### WHAT YOU NEED TO DO
Among the entries below, how many lines hold "icon"? Only the number is wanted.

───── GIVEN RECORDS

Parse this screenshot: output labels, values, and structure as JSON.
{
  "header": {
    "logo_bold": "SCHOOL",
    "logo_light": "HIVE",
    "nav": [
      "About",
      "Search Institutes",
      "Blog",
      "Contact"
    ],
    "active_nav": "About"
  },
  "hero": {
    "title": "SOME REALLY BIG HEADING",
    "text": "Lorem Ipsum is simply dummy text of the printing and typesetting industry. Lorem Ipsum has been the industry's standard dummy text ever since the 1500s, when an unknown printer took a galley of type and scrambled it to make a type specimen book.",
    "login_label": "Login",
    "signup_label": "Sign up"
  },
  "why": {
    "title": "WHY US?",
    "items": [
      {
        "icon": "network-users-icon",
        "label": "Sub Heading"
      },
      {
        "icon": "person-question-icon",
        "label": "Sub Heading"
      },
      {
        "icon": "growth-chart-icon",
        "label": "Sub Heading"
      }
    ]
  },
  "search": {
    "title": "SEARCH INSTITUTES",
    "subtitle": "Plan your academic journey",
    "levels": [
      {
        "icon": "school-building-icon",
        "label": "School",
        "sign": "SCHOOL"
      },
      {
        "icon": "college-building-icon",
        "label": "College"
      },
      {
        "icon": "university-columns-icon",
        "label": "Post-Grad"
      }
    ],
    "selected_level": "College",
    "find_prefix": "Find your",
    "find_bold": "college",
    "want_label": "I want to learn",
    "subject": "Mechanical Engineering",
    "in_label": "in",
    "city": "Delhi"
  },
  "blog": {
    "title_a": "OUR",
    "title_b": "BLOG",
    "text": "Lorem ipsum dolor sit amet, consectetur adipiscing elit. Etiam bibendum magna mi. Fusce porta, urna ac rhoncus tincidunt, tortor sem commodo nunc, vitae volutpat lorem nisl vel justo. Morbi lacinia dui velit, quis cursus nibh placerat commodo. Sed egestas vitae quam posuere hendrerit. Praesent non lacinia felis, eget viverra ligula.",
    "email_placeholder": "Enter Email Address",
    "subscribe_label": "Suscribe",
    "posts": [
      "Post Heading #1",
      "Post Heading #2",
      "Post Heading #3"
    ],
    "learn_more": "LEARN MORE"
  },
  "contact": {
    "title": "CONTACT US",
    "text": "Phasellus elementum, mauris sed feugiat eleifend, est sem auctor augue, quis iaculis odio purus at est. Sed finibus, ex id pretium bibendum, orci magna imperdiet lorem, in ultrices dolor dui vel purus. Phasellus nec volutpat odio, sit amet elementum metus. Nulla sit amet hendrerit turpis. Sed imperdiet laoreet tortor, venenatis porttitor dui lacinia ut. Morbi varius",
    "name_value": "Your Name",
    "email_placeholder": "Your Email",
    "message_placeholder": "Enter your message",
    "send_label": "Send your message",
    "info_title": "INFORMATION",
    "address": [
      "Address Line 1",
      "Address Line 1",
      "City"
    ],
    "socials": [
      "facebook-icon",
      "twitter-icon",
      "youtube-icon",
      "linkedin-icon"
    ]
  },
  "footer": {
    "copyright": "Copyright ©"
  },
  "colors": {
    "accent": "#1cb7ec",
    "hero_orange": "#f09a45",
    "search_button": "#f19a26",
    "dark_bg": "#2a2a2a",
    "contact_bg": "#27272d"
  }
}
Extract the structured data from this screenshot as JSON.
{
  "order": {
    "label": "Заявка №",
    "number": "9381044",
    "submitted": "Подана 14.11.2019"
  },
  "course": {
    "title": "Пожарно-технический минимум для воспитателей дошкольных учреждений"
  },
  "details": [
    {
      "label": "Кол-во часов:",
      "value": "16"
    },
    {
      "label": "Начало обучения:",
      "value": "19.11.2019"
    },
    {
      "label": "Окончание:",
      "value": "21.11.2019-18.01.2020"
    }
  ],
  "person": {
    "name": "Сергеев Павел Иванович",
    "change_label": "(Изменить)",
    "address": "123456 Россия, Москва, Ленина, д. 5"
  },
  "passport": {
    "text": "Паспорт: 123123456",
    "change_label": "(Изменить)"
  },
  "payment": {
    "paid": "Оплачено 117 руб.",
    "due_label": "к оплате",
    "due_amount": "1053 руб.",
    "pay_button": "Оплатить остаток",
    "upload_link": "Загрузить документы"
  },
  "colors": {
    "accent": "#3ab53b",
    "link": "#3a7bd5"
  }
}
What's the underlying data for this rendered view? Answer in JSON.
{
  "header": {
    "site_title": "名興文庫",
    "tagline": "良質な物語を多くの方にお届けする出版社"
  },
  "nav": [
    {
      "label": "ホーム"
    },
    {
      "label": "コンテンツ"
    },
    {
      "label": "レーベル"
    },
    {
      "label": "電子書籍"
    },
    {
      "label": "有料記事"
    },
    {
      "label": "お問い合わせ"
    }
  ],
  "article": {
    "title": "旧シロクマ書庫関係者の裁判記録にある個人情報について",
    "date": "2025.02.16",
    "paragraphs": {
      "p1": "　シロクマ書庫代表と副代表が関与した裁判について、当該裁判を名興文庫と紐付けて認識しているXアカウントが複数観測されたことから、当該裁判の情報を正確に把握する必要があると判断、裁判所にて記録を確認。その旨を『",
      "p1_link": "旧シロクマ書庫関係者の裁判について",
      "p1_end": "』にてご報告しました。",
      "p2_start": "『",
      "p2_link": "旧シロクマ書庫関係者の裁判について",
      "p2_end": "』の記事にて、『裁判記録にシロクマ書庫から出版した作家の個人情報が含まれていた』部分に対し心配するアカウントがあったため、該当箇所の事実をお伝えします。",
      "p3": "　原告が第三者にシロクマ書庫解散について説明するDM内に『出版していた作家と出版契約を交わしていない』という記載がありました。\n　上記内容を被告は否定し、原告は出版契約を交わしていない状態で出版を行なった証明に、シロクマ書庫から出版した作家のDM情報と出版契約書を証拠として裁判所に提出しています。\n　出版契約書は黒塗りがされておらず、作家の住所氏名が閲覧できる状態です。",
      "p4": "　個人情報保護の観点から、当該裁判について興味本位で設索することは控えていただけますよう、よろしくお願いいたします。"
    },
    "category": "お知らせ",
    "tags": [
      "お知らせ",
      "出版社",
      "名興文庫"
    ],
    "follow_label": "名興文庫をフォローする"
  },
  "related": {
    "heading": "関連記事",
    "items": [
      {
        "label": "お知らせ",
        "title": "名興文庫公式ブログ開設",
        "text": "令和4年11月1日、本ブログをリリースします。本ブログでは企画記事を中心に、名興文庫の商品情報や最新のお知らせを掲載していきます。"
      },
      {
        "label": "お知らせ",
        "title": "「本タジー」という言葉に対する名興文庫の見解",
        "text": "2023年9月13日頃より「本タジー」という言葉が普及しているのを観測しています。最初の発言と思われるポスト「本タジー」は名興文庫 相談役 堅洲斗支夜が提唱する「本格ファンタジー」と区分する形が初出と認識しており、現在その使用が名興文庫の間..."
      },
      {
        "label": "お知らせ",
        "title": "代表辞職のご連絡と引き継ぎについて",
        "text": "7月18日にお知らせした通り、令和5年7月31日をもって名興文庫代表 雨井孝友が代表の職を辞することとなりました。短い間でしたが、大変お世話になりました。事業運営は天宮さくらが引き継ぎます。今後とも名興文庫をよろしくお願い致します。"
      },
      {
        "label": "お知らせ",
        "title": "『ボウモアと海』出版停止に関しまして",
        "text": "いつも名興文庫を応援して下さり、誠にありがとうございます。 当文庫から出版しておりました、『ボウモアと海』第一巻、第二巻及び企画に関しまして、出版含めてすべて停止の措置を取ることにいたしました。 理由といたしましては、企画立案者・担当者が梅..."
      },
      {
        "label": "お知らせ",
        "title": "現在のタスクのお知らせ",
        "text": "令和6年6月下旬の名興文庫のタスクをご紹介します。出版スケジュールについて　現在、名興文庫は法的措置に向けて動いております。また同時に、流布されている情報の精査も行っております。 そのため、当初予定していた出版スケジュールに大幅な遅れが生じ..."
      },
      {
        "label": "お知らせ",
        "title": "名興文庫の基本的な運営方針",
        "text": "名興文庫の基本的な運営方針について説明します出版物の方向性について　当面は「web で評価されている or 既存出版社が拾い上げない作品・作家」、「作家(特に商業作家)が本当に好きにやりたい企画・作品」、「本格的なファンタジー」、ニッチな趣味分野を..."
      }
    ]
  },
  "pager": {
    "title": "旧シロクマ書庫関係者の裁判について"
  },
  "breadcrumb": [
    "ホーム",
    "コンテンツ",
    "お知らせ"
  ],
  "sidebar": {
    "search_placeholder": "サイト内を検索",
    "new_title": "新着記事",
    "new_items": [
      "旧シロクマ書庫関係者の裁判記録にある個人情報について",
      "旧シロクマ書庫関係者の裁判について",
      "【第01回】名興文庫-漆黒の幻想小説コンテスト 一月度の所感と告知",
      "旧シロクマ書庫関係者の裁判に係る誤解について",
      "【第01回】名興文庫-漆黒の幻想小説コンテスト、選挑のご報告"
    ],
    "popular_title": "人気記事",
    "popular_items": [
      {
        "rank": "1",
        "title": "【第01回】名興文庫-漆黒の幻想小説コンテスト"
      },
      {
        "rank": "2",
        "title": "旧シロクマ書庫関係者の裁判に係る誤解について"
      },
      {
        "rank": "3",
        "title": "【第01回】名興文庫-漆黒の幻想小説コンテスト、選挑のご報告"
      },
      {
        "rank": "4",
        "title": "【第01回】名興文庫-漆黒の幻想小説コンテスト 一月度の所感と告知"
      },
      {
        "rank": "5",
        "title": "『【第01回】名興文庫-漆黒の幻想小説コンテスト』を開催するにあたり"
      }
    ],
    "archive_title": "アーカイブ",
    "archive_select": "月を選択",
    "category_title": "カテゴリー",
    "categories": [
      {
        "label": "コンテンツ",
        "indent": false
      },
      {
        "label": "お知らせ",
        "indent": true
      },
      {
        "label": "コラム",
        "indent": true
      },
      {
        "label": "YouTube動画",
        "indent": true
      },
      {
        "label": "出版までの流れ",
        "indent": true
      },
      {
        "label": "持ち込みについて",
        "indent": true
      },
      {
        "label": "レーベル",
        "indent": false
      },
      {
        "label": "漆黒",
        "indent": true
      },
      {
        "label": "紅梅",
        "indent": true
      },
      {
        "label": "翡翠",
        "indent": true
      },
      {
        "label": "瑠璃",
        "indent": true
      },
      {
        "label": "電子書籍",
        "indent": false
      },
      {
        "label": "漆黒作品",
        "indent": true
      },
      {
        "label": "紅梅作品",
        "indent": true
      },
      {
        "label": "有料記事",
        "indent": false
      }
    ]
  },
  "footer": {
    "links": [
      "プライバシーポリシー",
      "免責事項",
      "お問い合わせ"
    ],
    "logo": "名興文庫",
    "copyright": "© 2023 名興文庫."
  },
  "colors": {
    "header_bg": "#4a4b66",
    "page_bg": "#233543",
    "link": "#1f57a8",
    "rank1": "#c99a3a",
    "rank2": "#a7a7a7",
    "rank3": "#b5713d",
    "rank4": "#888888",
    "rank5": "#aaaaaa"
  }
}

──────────

### SOLUTION BELOW
10